Vito: Danica has shown marked improvement this year. She’s actually passing people for position, not getting destroyed and losing ten positions on every restart, and advancing in qualifying rounds. Consider her role within the team hierarchy as well: Harvick’s team is obviously the A-team and the one that they’re staking the reputation of the company on. Kurt Busch is Gene Haas’ guy, driving for a team that was cobbled together in the off-season, while Tony Stewart had been battling physical trauma following last year’s Sprint Car accident which saw him nearly lose his leg, and this year’s Sprint Car tragedy which resulted in a young man losing his life, and the media feeding frenzy which resulted. It is real and tangible progression in the most competitive and difficult racing series next to Formula One, and in an environment where not every car is created equal. Oh, and it would help if her boyfriend would quit wrecking her, too.
Joseph: Danica Patrick has made gigantic strides this year. After an abysmal 2013 season, she has shown that with time – she will be contending for top-15 finishes on a weekly basis. Although she hasn’t been outstanding and still shows signs of struggling, Patrick is slowly progressing to what Stewart-Haas Racing expected out of her when they signed her. Josh Wise has shown some impressive improvements this year. No, it is not only because his team no longer is part of the start-and-park effort. The fact that Wise is able to compete for top 30s on a weekly basis without sponsorship on most weekends has shown why he deserves a better ride. He has 12 top 30s this year and has done a solid job at beating the drivers that he can beat instead of over driving his car and wrecking it. Another driver that has improved in 2014 is Paul Menard. He has already surpassed his career-high for top 10s (previously nine), and he was inside of the top-15 in points until the Chase began. Menard might not be competing for wins, yet his No. 27 has been running near the top 10 on most weeks.

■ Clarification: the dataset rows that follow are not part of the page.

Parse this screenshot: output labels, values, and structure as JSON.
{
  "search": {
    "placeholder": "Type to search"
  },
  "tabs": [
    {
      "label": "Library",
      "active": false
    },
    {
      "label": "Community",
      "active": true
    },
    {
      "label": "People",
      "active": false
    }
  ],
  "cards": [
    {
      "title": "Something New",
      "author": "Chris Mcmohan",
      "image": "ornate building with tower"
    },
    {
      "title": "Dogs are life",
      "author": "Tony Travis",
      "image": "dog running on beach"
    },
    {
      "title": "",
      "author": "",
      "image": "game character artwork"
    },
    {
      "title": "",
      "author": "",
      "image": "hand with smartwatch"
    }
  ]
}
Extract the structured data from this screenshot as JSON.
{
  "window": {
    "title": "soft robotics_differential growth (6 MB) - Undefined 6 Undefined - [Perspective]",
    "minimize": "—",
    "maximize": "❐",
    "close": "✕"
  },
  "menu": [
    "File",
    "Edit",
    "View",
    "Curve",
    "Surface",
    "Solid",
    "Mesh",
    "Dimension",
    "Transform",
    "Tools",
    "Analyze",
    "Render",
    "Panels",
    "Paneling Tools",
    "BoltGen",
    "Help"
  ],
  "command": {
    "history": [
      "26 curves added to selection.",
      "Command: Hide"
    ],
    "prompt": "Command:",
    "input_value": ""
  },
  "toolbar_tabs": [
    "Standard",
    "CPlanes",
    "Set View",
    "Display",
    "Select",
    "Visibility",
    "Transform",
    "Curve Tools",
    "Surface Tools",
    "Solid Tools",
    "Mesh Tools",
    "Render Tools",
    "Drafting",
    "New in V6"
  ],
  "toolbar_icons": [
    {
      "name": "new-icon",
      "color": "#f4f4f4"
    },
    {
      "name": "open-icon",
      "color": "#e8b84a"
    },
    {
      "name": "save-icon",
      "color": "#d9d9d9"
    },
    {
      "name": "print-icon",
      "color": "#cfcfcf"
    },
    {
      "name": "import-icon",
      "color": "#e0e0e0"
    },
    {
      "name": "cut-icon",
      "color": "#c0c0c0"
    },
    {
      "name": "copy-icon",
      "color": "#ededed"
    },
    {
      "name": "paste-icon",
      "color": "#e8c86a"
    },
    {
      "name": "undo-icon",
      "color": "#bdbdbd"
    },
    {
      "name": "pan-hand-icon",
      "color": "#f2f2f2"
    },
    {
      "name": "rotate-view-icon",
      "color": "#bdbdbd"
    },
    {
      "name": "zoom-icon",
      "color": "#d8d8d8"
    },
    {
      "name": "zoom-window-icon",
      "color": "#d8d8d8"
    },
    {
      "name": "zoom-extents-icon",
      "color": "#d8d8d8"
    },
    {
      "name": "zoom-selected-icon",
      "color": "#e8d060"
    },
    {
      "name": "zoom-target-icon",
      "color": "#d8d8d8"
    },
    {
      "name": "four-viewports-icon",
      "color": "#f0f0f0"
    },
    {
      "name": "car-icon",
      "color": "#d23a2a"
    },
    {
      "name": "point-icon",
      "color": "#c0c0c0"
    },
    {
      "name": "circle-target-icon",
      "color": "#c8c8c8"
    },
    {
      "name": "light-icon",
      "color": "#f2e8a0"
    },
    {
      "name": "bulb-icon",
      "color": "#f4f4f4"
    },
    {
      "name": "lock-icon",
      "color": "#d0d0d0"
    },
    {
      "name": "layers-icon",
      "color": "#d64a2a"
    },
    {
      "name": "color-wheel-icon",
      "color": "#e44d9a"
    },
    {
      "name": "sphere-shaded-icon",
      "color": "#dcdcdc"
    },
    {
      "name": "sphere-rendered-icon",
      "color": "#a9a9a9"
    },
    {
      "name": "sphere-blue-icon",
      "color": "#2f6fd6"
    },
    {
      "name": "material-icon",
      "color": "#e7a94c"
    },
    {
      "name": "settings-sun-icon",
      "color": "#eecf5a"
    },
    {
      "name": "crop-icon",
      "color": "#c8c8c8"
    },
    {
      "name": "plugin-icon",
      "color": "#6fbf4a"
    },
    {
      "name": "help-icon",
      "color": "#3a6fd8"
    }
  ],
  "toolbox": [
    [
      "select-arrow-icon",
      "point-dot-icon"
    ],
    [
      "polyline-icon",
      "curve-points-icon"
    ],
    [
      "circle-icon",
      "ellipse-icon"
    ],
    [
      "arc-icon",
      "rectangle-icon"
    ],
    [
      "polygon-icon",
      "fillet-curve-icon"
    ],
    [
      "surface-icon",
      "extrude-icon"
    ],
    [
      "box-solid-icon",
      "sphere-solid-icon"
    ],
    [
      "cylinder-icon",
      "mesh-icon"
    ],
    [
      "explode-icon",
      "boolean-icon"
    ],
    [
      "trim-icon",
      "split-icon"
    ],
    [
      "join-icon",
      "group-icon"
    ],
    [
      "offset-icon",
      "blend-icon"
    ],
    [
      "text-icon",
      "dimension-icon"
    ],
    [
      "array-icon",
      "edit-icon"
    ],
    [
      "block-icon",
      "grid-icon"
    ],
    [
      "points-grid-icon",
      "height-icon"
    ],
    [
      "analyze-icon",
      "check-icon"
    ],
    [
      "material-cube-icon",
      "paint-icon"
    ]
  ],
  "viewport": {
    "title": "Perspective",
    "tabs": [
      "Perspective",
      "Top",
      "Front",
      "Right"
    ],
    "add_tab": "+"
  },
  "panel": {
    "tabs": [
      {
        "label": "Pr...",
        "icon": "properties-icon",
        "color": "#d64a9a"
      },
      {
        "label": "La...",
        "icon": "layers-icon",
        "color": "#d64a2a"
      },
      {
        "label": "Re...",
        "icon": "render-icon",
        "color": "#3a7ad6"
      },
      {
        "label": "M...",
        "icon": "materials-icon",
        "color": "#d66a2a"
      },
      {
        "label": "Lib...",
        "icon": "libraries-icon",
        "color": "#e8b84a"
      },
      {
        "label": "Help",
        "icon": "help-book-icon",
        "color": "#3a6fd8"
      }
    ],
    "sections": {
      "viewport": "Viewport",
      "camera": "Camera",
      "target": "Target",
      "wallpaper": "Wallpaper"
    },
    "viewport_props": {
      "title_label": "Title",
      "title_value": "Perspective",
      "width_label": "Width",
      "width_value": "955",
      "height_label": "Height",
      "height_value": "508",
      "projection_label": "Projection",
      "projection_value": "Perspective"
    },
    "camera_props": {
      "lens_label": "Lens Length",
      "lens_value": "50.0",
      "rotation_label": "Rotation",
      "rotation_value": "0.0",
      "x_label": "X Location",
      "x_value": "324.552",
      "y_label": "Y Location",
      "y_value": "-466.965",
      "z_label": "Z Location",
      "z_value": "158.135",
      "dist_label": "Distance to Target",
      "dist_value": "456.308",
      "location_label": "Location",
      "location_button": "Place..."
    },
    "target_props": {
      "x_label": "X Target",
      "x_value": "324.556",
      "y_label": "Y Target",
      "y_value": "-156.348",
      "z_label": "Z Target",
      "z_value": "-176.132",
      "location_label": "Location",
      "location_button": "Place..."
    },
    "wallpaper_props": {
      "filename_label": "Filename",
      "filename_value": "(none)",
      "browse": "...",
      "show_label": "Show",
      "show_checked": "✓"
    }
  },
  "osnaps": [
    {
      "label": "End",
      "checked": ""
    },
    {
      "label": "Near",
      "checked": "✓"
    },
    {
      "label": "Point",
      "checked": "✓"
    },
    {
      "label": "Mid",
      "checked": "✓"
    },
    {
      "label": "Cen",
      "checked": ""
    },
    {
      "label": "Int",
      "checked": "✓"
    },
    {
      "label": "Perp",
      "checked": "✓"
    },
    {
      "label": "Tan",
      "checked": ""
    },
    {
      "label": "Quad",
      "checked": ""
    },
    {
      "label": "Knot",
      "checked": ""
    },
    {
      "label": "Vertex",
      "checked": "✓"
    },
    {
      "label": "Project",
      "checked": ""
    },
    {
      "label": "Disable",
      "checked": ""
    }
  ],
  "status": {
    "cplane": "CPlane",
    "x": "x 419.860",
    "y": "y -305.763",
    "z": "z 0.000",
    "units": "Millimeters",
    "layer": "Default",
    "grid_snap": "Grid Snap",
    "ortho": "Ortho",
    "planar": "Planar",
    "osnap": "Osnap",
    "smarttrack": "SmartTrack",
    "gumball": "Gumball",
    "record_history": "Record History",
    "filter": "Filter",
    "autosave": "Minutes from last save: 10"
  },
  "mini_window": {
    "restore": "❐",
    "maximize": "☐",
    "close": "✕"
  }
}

Predictions for Kansas? You know you want to…
Mark: Kevin Harvick
Justin: Jeff Gordon
S.D.: Who to win in Kansas? We’re back to the cookie-cutters. It’s time to see Dale Jr. wake up again.
Amy: I’m not convinced that Kansas King Jimmie Johnson has what it takes to win Sunday…but his teammate Jeff Gordon does.
Mike: Brad Keselowski
Huston: Struggled at Dover
Foiled by errant lug nut
It’s Harvick, Toto
Vito: Kyle Larson
Joseph: I’m going with Kasey Kahne to get his second victory of the year with a win at Kansas this weekend.
Frontstretch Staff Predictions 2014
Welcome to our seventh year of staff predictions! Each week, our experts take the end of this column to tell us who the winner of each Cup race will be. But as we all know, predicting the future is difficult if not completely impossible… so how do you know which writer you can trust when you put your own reputation (or money) on the line?
That’s why we came up with our Predictions Chart. The scoring for this year is simple:
+5 – Win
+3 – Top 5
+1 – Top 10
0 – 11th-20th
-1 – 21st-30th
-2 – 31st-40th
-3 – 41st-43rd
|Amy Henderson||Kyle Larson||6th||1|
|Mike Neff||Jimmie Johnson||3rd||3|
|Vito Pugliese||Matt Kenseth||5th||3|
|Matt Stallknecht||Jimmie Johnson||3rd||3|
|Mark Howell||Jeff Gordon||1st||5|
|Greg Davis||Brad Keselowski||2nd||3|
|Justin Tucker||Jimmie Johnson||3rd||3|
|Aaron Creed||Matt Kenseth||5th||3|
|Writer||Points||Behind||Starts||Wins||Top 5||Top 10|
About the author
The Frontstretch Staff is made up of a group of talented men and women spread out all over the United States and Canada. Residing in 15 states throughout the country, plus Ontario, and widely ranging in age, the staff showcases a wide variety of diverse opinions that will keep you coming back for more week in and week out.